[[ DATASET EXCERPTS, beginning ]]

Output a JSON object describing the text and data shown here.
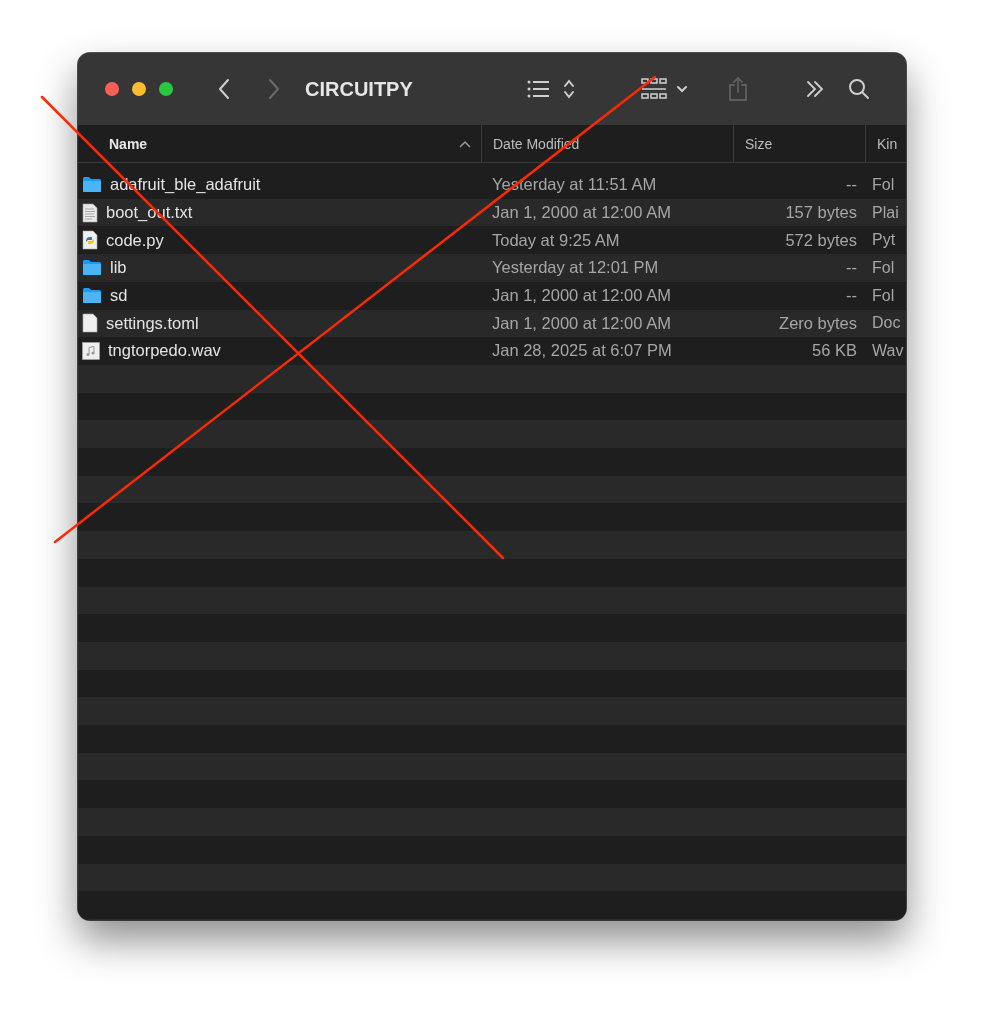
{
  "window": {
    "title": "CIRCUITPY"
  },
  "toolbar": {
    "back": {
      "disabled": false
    },
    "forward": {
      "disabled": true
    },
    "share": {
      "disabled": true
    }
  },
  "columns": [
    {
      "label": "Name",
      "sorted": true
    },
    {
      "label": "Date Modified",
      "sorted": false
    },
    {
      "label": "Size",
      "sorted": false
    },
    {
      "label": "Kin",
      "sorted": false
    }
  ],
  "files": [
    {
      "kind": "folder",
      "name": "adafruit_ble_adafruit",
      "date": "Yesterday at 11:51 AM",
      "size": "--",
      "type": "Fol"
    },
    {
      "kind": "text",
      "name": "boot_out.txt",
      "date": "Jan 1, 2000 at 12:00 AM",
      "size": "157 bytes",
      "type": "Plai"
    },
    {
      "kind": "python",
      "name": "code.py",
      "date": "Today at 9:25 AM",
      "size": "572 bytes",
      "type": "Pyt"
    },
    {
      "kind": "folder",
      "name": "lib",
      "date": "Yesterday at 12:01 PM",
      "size": "--",
      "type": "Fol"
    },
    {
      "kind": "folder",
      "name": "sd",
      "date": "Jan 1, 2000 at 12:00 AM",
      "size": "--",
      "type": "Fol"
    },
    {
      "kind": "blank",
      "name": "settings.toml",
      "date": "Jan 1, 2000 at 12:00 AM",
      "size": "Zero bytes",
      "type": "Doc"
    },
    {
      "kind": "audio",
      "name": "tngtorpedo.wav",
      "date": "Jan 28, 2025 at 6:07 PM",
      "size": "56 KB",
      "type": "Wav"
    }
  ]
}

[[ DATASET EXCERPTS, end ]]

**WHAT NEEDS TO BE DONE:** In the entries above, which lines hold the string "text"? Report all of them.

**EXERCISE RESULT:**
Output a JSON object describing the text and data shown here.
      "kind": "text",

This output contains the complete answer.